"""
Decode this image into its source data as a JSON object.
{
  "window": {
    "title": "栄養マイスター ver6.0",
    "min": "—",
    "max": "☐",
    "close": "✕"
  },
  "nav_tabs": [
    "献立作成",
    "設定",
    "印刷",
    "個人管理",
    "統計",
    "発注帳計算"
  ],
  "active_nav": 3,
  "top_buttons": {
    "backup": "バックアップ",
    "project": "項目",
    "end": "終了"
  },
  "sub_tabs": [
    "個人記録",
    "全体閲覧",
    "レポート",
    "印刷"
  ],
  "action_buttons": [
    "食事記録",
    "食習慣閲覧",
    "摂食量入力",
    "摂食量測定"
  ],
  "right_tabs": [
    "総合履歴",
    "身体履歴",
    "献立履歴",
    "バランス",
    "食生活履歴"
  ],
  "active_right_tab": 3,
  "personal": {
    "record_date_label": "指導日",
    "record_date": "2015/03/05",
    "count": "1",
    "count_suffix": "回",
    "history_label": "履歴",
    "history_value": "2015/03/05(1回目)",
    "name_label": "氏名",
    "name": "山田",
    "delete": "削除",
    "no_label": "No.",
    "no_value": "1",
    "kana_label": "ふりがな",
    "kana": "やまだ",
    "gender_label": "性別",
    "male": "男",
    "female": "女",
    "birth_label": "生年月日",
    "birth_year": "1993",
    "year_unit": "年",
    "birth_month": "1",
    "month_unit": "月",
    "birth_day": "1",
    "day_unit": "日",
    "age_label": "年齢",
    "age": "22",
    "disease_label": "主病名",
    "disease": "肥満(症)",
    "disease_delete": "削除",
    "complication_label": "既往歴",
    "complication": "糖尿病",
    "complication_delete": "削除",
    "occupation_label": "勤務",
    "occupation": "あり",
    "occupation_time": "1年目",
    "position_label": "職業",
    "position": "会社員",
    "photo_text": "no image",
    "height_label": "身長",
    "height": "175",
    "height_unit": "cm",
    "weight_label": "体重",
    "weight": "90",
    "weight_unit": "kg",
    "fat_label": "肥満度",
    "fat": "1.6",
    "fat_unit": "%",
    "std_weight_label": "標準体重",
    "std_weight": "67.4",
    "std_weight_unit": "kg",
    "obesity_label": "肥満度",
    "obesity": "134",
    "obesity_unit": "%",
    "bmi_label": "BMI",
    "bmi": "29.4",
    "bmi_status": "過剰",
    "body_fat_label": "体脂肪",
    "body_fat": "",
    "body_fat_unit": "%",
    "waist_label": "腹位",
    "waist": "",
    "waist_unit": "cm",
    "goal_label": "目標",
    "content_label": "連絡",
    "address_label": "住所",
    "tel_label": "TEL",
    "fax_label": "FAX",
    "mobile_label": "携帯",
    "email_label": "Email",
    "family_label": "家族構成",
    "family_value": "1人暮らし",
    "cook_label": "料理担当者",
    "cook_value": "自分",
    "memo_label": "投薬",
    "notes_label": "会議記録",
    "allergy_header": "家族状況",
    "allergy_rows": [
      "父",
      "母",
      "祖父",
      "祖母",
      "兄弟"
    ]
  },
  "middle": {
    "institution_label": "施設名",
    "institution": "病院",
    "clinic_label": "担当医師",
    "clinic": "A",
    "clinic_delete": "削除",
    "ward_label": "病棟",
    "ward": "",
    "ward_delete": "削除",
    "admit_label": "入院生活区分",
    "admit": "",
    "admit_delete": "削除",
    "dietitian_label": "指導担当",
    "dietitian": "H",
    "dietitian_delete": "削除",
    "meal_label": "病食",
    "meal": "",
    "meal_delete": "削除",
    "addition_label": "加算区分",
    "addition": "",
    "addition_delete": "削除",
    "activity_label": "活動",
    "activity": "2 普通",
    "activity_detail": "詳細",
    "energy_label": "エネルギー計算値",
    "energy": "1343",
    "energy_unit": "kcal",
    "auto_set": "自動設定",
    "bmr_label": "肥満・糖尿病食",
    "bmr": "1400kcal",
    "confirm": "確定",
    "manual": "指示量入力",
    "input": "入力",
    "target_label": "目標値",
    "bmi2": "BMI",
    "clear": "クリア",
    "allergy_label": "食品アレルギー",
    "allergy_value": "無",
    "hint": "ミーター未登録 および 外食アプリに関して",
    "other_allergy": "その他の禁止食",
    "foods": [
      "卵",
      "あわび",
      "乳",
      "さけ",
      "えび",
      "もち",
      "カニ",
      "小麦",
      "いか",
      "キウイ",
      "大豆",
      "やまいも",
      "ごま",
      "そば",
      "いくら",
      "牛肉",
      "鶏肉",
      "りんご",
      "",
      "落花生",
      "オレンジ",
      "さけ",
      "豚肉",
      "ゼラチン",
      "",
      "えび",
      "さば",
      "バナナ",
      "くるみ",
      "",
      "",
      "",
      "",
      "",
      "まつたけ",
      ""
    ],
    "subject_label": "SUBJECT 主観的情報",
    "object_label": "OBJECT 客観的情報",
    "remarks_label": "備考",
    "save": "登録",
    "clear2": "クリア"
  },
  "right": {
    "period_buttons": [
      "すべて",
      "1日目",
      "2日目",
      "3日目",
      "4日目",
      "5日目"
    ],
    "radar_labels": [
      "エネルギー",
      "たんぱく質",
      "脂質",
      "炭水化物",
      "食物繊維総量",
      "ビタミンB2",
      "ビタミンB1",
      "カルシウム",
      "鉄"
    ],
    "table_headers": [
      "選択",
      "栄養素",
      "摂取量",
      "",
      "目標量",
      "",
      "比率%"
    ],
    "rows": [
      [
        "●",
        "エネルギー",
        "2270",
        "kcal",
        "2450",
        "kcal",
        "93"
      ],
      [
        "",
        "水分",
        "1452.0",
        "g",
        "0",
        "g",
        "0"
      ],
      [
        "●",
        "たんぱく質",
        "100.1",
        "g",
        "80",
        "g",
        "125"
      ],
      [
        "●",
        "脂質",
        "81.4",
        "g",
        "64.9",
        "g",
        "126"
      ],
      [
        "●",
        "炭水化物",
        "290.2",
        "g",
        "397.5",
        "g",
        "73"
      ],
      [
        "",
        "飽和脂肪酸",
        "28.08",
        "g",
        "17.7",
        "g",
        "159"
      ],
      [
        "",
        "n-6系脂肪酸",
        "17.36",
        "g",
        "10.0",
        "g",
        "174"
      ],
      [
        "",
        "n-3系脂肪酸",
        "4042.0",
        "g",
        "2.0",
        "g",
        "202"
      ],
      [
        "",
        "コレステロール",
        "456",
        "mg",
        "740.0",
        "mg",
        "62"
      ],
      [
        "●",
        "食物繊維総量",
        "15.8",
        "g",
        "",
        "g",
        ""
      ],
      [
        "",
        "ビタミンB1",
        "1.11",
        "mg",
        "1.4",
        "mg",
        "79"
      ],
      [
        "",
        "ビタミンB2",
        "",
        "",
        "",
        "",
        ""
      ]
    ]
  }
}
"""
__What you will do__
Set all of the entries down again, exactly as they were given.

__Response to this exercise__
Decode this image into its source data as a JSON object.
{
  "window": {
    "title": "栄養マイスター ver6.0",
    "min": "—",
    "max": "☐",
    "close": "✕"
  },
  "nav_tabs": [
    "献立作成",
    "設定",
    "印刷",
    "個人管理",
    "統計",
    "発注帳計算"
  ],
  "active_nav": 3,
  "top_buttons": {
    "backup": "バックアップ",
    "project": "項目",
    "end": "終了"
  },
  "sub_tabs": [
    "個人記録",
    "全体閲覧",
    "レポート",
    "印刷"
  ],
  "action_buttons": [
    "食事記録",
    "食習慣閲覧",
    "摂食量入力",
    "摂食量測定"
  ],
  "right_tabs": [
    "総合履歴",
    "身体履歴",
    "献立履歴",
    "バランス",
    "食生活履歴"
  ],
  "active_right_tab": 3,
  "personal": {
    "record_date_label": "指導日",
    "record_date": "2015/03/05",
    "count": "1",
    "count_suffix": "回",
    "history_label": "履歴",
    "history_value": "2015/03/05(1回目)",
    "name_label": "氏名",
    "name": "山田",
    "delete": "削除",
    "no_label": "No.",
    "no_value": "1",
    "kana_label": "ふりがな",
    "kana": "やまだ",
    "gender_label": "性別",
    "male": "男",
    "female": "女",
    "birth_label": "生年月日",
    "birth_year": "1993",
    "year_unit": "年",
    "birth_month": "1",
    "month_unit": "月",
    "birth_day": "1",
    "day_unit": "日",
    "age_label": "年齢",
    "age": "22",
    "disease_label": "主病名",
    "disease": "肥満(症)",
    "disease_delete": "削除",
    "complication_label": "既往歴",
    "complication": "糖尿病",
    "complication_delete": "削除",
    "occupation_label": "勤務",
    "occupation": "あり",
    "occupation_time": "1年目",
    "position_label": "職業",
    "position": "会社員",
    "photo_text": "no image",
    "height_label": "身長",
    "height": "175",
    "height_unit": "cm",
    "weight_label": "体重",
    "weight": "90",
    "weight_unit": "kg",
    "fat_label": "肥満度",
    "fat": "1.6",
    "fat_unit": "%",
    "std_weight_label": "標準体重",
    "std_weight": "67.4",
    "std_weight_unit": "kg",
    "obesity_label": "肥満度",
    "obesity": "134",
    "obesity_unit": "%",
    "bmi_label": "BMI",
    "bmi": "29.4",
    "bmi_status": "過剰",
    "body_fat_label": "体脂肪",
    "body_fat": "",
    "body_fat_unit": "%",
    "waist_label": "腹位",
    "waist": "",
    "waist_unit": "cm",
    "goal_label": "目標",
    "content_label": "連絡",
    "address_label": "住所",
    "tel_label": "TEL",
    "fax_label": "FAX",
    "mobile_label": "携帯",
    "email_label": "Email",
    "family_label": "家族構成",
    "family_value": "1人暮らし",
    "cook_label": "料理担当者",
    "cook_value": "自分",
    "memo_label": "投薬",
    "notes_label": "会議記録",
    "allergy_header": "家族状況",
    "allergy_rows": [
      "父",
      "母",
      "祖父",
      "祖母",
      "兄弟"
    ]
  },
  "middle": {
    "institution_label": "施設名",
    "institution": "病院",
    "clinic_label": "担当医師",
    "clinic": "A",
    "clinic_delete": "削除",
    "ward_label": "病棟",
    "ward": "",
    "ward_delete": "削除",
    "admit_label": "入院生活区分",
    "admit": "",
    "admit_delete": "削除",
    "dietitian_label": "指導担当",
    "dietitian": "H",
    "dietitian_delete": "削除",
    "meal_label": "病食",
    "meal": "",
    "meal_delete": "削除",
    "addition_label": "加算区分",
    "addition": "",
    "addition_delete": "削除",
    "activity_label": "活動",
    "activity": "2 普通",
    "activity_detail": "詳細",
    "energy_label": "エネルギー計算値",
    "energy": "1343",
    "energy_unit": "kcal",
    "auto_set": "自動設定",
    "bmr_label": "肥満・糖尿病食",
    "bmr": "1400kcal",
    "confirm": "確定",
    "manual": "指示量入力",
    "input": "入力",
    "target_label": "目標値",
    "bmi2": "BMI",
    "clear": "クリア",
    "allergy_label": "食品アレルギー",
    "allergy_value": "無",
    "hint": "ミーター未登録 および 外食アプリに関して",
    "other_allergy": "その他の禁止食",
    "foods": [
      "卵",
      "あわび",
      "乳",
      "さけ",
      "えび",
      "もち",
      "カニ",
      "小麦",
      "いか",
      "キウイ",
      "大豆",
      "やまいも",
      "ごま",
      "そば",
      "いくら",
      "牛肉",
      "鶏肉",
      "りんご",
      "",
      "落花生",
      "オレンジ",
      "さけ",
      "豚肉",
      "ゼラチン",
      "",
      "えび",
      "さば",
      "バナナ",
      "くるみ",
      "",
      "",
      "",
      "",
      "",
      "まつたけ",
      ""
    ],
    "subject_label": "SUBJECT 主観的情報",
    "object_label": "OBJECT 客観的情報",
    "remarks_label": "備考",
    "save": "登録",
    "clear2": "クリア"
  },
  "right": {
    "period_buttons": [
      "すべて",
      "1日目",
      "2日目",
      "3日目",
      "4日目",
      "5日目"
    ],
    "radar_labels": [
      "エネルギー",
      "たんぱく質",
      "脂質",
      "炭水化物",
      "食物繊維総量",
      "ビタミンB2",
      "ビタミンB1",
      "カルシウム",
      "鉄"
    ],
    "table_headers": [
      "選択",
      "栄養素",
      "摂取量",
      "",
      "目標量",
      "",
      "比率%"
    ],
    "rows": [
      [
        "●",
        "エネルギー",
        "2270",
        "kcal",
        "2450",
        "kcal",
        "93"
      ],
      [
        "",
        "水分",
        "1452.0",
        "g",
        "0",
        "g",
        "0"
      ],
      [
        "●",
        "たんぱく質",
        "100.1",
        "g",
        "80",
        "g",
        "125"
      ],
      [
        "●",
        "脂質",
        "81.4",
        "g",
        "64.9",
        "g",
        "126"
      ],
      [
        "●",
        "炭水化物",
        "290.2",
        "g",
        "397.5",
        "g",
        "73"
      ],
      [
        "",
        "飽和脂肪酸",
        "28.08",
        "g",
        "17.7",
        "g",
        "159"
      ],
      [
        "",
        "n-6系脂肪酸",
        "17.36",
        "g",
        "10.0",
        "g",
        "174"
      ],
      [
        "",
        "n-3系脂肪酸",
        "4042.0",
        "g",
        "2.0",
        "g",
        "202"
      ],
      [
        "",
        "コレステロール",
        "456",
        "mg",
        "740.0",
        "mg",
        "62"
      ],
      [
        "●",
        "食物繊維総量",
        "15.8",
        "g",
        "",
        "g",
        ""
      ],
      [
        "",
        "ビタミンB1",
        "1.11",
        "mg",
        "1.4",
        "mg",
        "79"
      ],
      [
        "",
        "ビタミンB2",
        "",
        "",
        "",
        "",
        ""
      ]
    ]
  }
}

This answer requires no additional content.